[INSTRUCTIONS TO FOLLOW]: Without skipping anything, write out each record below exactly.

########

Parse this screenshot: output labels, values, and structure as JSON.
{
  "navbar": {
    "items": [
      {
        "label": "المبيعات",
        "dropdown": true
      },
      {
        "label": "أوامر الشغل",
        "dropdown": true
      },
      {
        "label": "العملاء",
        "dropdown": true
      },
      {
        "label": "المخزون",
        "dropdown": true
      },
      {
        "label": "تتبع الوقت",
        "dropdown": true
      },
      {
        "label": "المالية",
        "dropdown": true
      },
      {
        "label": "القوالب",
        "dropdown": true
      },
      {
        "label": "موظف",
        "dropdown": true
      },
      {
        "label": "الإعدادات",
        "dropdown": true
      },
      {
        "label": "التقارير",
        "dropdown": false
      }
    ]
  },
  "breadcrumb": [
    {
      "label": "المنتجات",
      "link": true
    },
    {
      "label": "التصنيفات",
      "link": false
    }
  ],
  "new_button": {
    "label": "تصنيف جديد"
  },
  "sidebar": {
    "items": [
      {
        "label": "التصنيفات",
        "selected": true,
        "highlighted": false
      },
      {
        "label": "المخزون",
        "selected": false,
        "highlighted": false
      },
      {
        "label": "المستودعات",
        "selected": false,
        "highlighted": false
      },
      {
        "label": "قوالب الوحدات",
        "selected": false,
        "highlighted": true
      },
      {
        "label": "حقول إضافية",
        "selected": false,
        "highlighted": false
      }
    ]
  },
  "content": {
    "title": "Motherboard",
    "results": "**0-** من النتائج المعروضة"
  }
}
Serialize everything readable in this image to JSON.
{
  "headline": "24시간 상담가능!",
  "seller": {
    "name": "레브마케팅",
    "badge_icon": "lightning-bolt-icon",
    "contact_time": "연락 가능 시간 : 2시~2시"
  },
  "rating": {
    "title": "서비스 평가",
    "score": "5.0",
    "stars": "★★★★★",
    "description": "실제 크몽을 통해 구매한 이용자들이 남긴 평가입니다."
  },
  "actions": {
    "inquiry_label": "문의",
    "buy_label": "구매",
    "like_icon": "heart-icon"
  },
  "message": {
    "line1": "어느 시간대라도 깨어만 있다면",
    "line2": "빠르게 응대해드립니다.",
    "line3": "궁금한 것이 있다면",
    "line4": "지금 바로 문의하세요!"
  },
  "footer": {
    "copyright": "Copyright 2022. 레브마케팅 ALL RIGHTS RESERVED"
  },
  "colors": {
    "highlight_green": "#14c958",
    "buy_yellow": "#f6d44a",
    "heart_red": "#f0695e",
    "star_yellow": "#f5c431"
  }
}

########

[OUTPUT FOR THIS TASK]:
Parse this screenshot: output labels, values, and structure as JSON.
{
  "navbar": {
    "items": [
      {
        "label": "المبيعات",
        "dropdown": true
      },
      {
        "label": "أوامر الشغل",
        "dropdown": true
      },
      {
        "label": "العملاء",
        "dropdown": true
      },
      {
        "label": "المخزون",
        "dropdown": true
      },
      {
        "label": "تتبع الوقت",
        "dropdown": true
      },
      {
        "label": "المالية",
        "dropdown": true
      },
      {
        "label": "القوالب",
        "dropdown": true
      },
      {
        "label": "موظف",
        "dropdown": true
      },
      {
        "label": "الإعدادات",
        "dropdown": true
      },
      {
        "label": "التقارير",
        "dropdown": false
      }
    ]
  },
  "breadcrumb": [
    {
      "label": "المنتجات",
      "link": true
    },
    {
      "label": "التصنيفات",
      "link": false
    }
  ],
  "new_button": {
    "label": "تصنيف جديد"
  },
  "sidebar": {
    "items": [
      {
        "label": "التصنيفات",
        "selected": true,
        "highlighted": false
      },
      {
        "label": "المخزون",
        "selected": false,
        "highlighted": false
      },
      {
        "label": "المستودعات",
        "selected": false,
        "highlighted": false
      },
      {
        "label": "قوالب الوحدات",
        "selected": false,
        "highlighted": true
      },
      {
        "label": "حقول إضافية",
        "selected": false,
        "highlighted": false
      }
    ]
  },
  "content": {
    "title": "Motherboard",
    "results": "**0-** من النتائج المعروضة"
  }
}
Serialize everything readable in this image to JSON.
{
  "headline": "24시간 상담가능!",
  "seller": {
    "name": "레브마케팅",
    "badge_icon": "lightning-bolt-icon",
    "contact_time": "연락 가능 시간 : 2시~2시"
  },
  "rating": {
    "title": "서비스 평가",
    "score": "5.0",
    "stars": "★★★★★",
    "description": "실제 크몽을 통해 구매한 이용자들이 남긴 평가입니다."
  },
  "actions": {
    "inquiry_label": "문의",
    "buy_label": "구매",
    "like_icon": "heart-icon"
  },
  "message": {
    "line1": "어느 시간대라도 깨어만 있다면",
    "line2": "빠르게 응대해드립니다.",
    "line3": "궁금한 것이 있다면",
    "line4": "지금 바로 문의하세요!"
  },
  "footer": {
    "copyright": "Copyright 2022. 레브마케팅 ALL RIGHTS RESERVED"
  },
  "colors": {
    "highlight_green": "#14c958",
    "buy_yellow": "#f6d44a",
    "heart_red": "#f0695e",
    "star_yellow": "#f5c431"
  }
}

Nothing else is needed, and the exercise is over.